• [Task to carry out] Find the lines in the records that carry the word "German". Copy each one.

• [Information shown]
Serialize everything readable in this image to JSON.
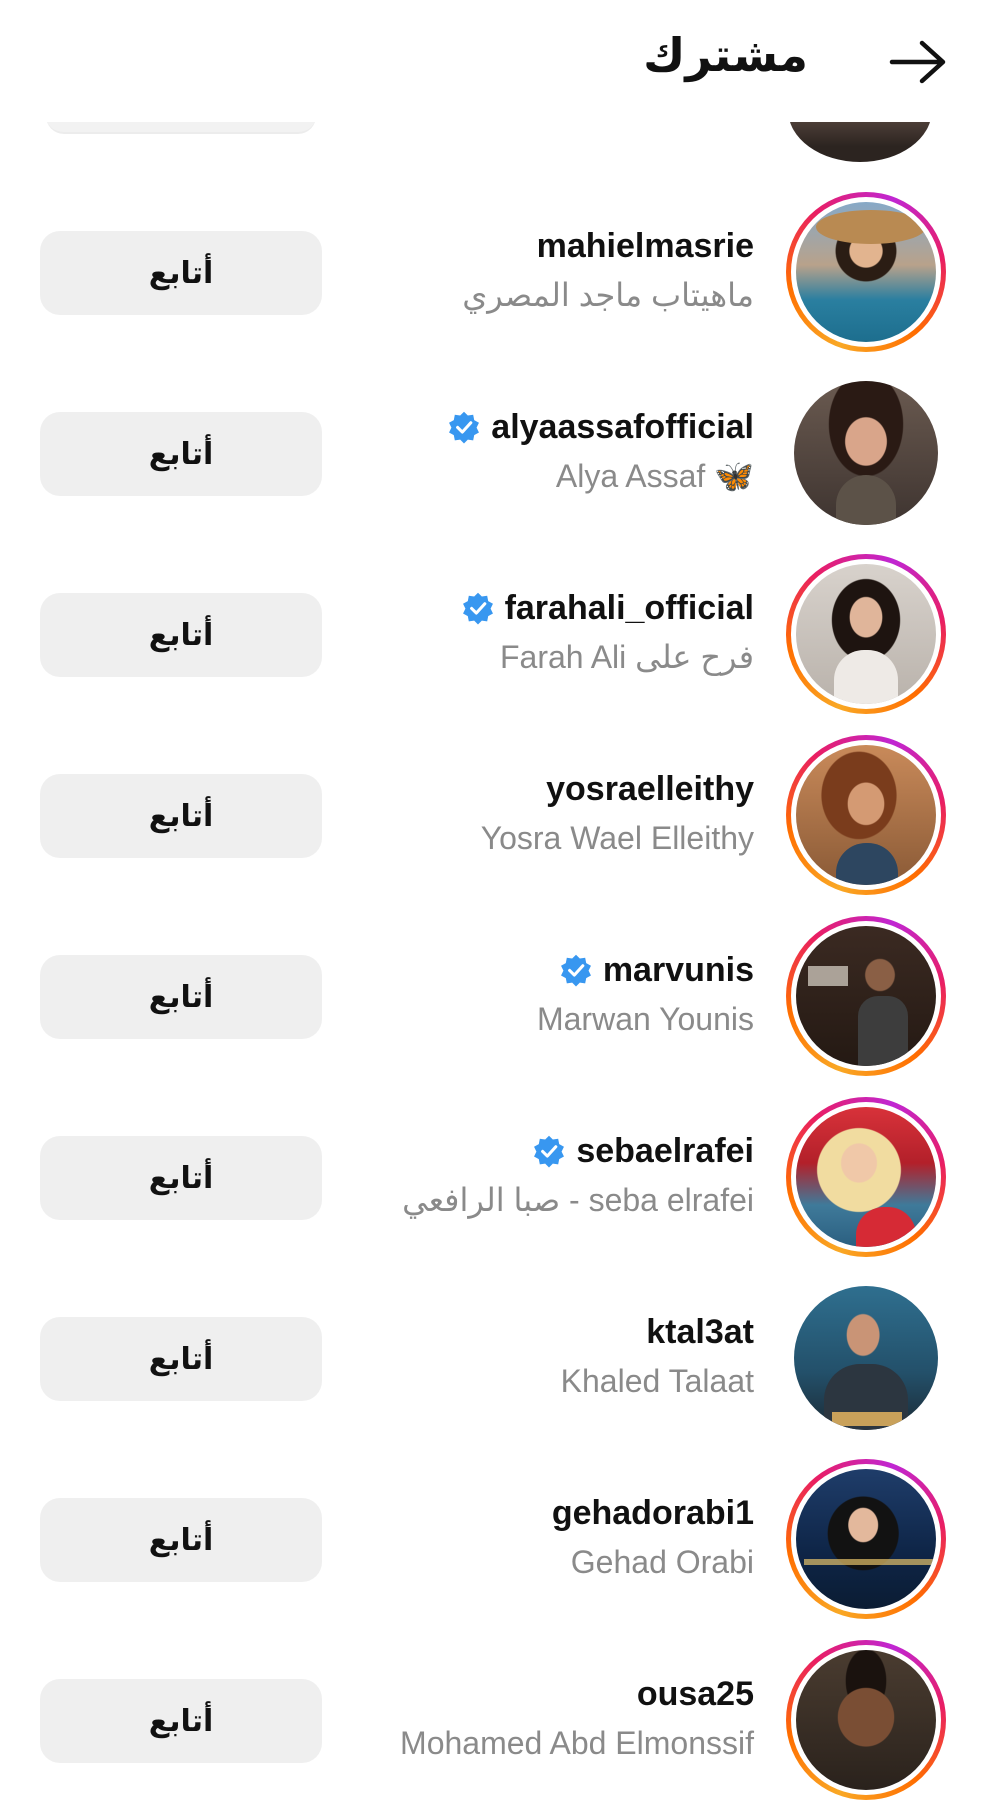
{
  "header": {
    "title": "مشترك",
    "back_icon": "arrow-right-icon"
  },
  "follow_label": "أتابع",
  "accounts": [
    {
      "username": "mahielmasrie",
      "name": "ماهيتاب ماجد المصري",
      "verified": false,
      "story": true
    },
    {
      "username": "alyaassafofficial",
      "name": "Alya Assaf 🦋",
      "verified": true,
      "story": false
    },
    {
      "username": "farahali_official",
      "name": "Farah Ali فرح على",
      "verified": true,
      "story": true
    },
    {
      "username": "yosraelleithy",
      "name": "Yosra Wael Elleithy",
      "verified": false,
      "story": true
    },
    {
      "username": "marvunis",
      "name": "Marwan Younis",
      "verified": true,
      "story": true
    },
    {
      "username": "sebaelrafei",
      "name": "seba elrafei - صبا الرافعي",
      "verified": true,
      "story": true
    },
    {
      "username": "ktal3at",
      "name": "Khaled Talaat",
      "verified": false,
      "story": false
    },
    {
      "username": "gehadorabi1",
      "name": "Gehad Orabi",
      "verified": false,
      "story": true
    },
    {
      "username": "ousa25",
      "name": "Mohamed Abd Elmonssif",
      "verified": false,
      "story": true
    }
  ],
  "colors": {
    "verified_badge": "#3897f0",
    "button_bg": "#efefef",
    "secondary_text": "#8a8a8a"
  }
}
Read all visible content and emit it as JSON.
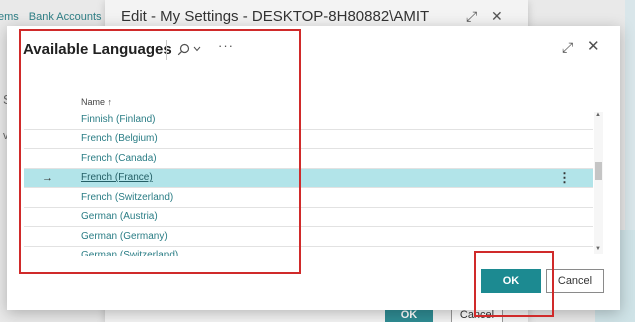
{
  "background": {
    "nav_items": [
      "ems",
      "Bank Accounts"
    ],
    "side_s": "S",
    "side_v": "v"
  },
  "edit_dialog": {
    "title": "Edit - My Settings - DESKTOP-8H80882\\AMIT",
    "expand_icon": "expand-icon",
    "close_icon": "close-icon",
    "ok_label": "OK",
    "cancel_label": "Cancel"
  },
  "lookup_dialog": {
    "title": "Available Languages",
    "search_icon": "search-icon",
    "more_label": "···",
    "column_header": "Name ↑",
    "rows": [
      {
        "label": "Finnish (Finland)",
        "selected": false
      },
      {
        "label": "French (Belgium)",
        "selected": false
      },
      {
        "label": "French (Canada)",
        "selected": false
      },
      {
        "label": "French (France)",
        "selected": true
      },
      {
        "label": "French (Switzerland)",
        "selected": false
      },
      {
        "label": "German (Austria)",
        "selected": false
      },
      {
        "label": "German (Germany)",
        "selected": false
      },
      {
        "label": "German (Switzerland)",
        "selected": false
      }
    ],
    "row_arrow": "→",
    "row_menu": "⋮",
    "ok_label": "OK",
    "cancel_label": "Cancel"
  },
  "colors": {
    "accent": "#1c8a91",
    "selected_row": "#b2e4e9",
    "link_text": "#2a7d85",
    "highlight_box": "#d02a2a"
  }
}
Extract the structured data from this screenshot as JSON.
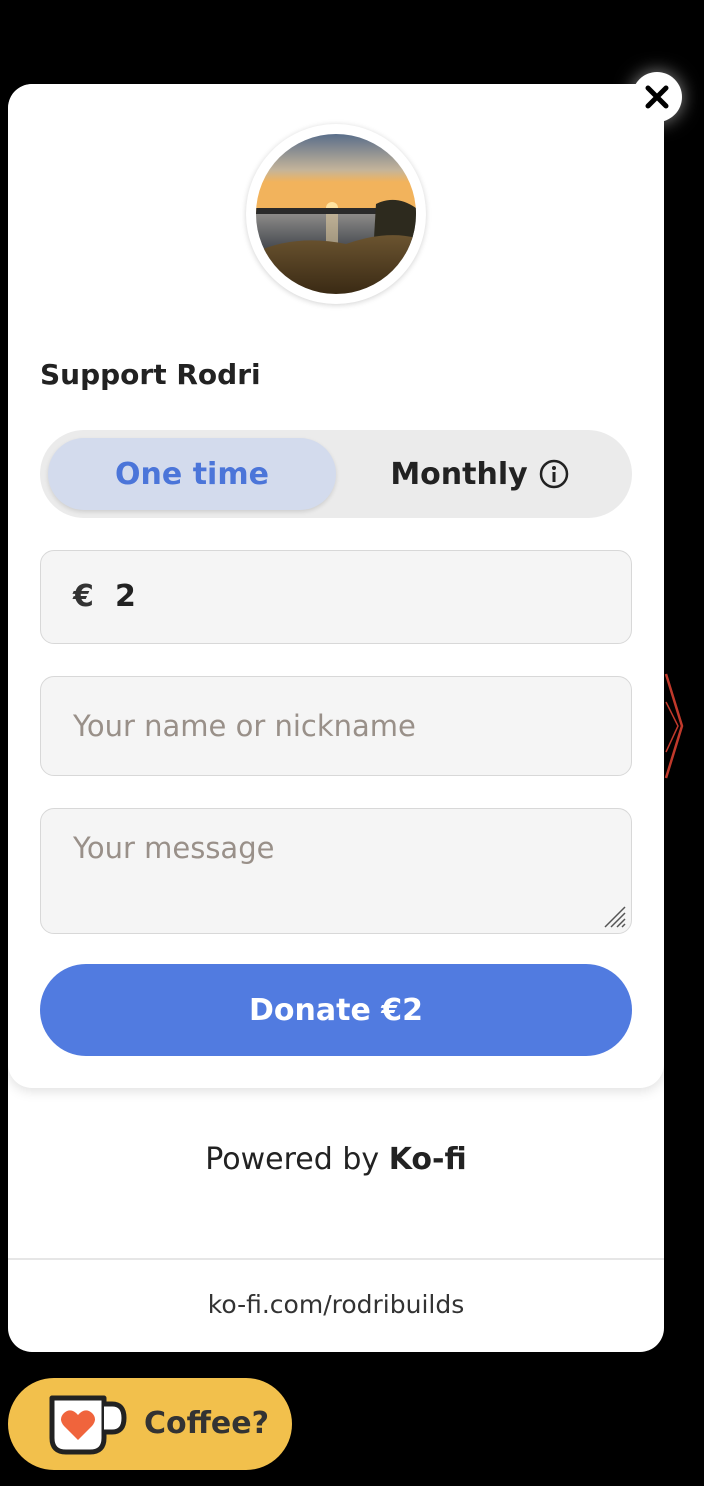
{
  "widget": {
    "title": "Support Rodri",
    "toggle": {
      "one_time_label": "One time",
      "monthly_label": "Monthly",
      "selected": "One time"
    },
    "amount": {
      "currency_symbol": "€",
      "value": "2"
    },
    "name_field": {
      "placeholder": "Your name or nickname"
    },
    "message_field": {
      "placeholder": "Your message"
    },
    "donate_label": "Donate €2",
    "powered_prefix": "Powered by",
    "powered_brand": "Ko-fi",
    "url": "ko-fi.com/rodribuilds"
  },
  "floating_button": {
    "label": "Coffee?"
  },
  "icons": {
    "close": "close-icon",
    "info": "info-icon",
    "cup": "kofi-cup-heart-icon",
    "resize": "resize-handle-icon"
  },
  "colors": {
    "accent": "#517be0",
    "toggle_selected_bg": "#d3dbed",
    "toggle_selected_text": "#4b75d9",
    "coffee_button": "#f2c04c",
    "heart": "#f0643c"
  }
}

• [Exercise response]
        "label": "German (Austria)",
        "label": "German (Germany)",
        "label": "German (Switzerland)",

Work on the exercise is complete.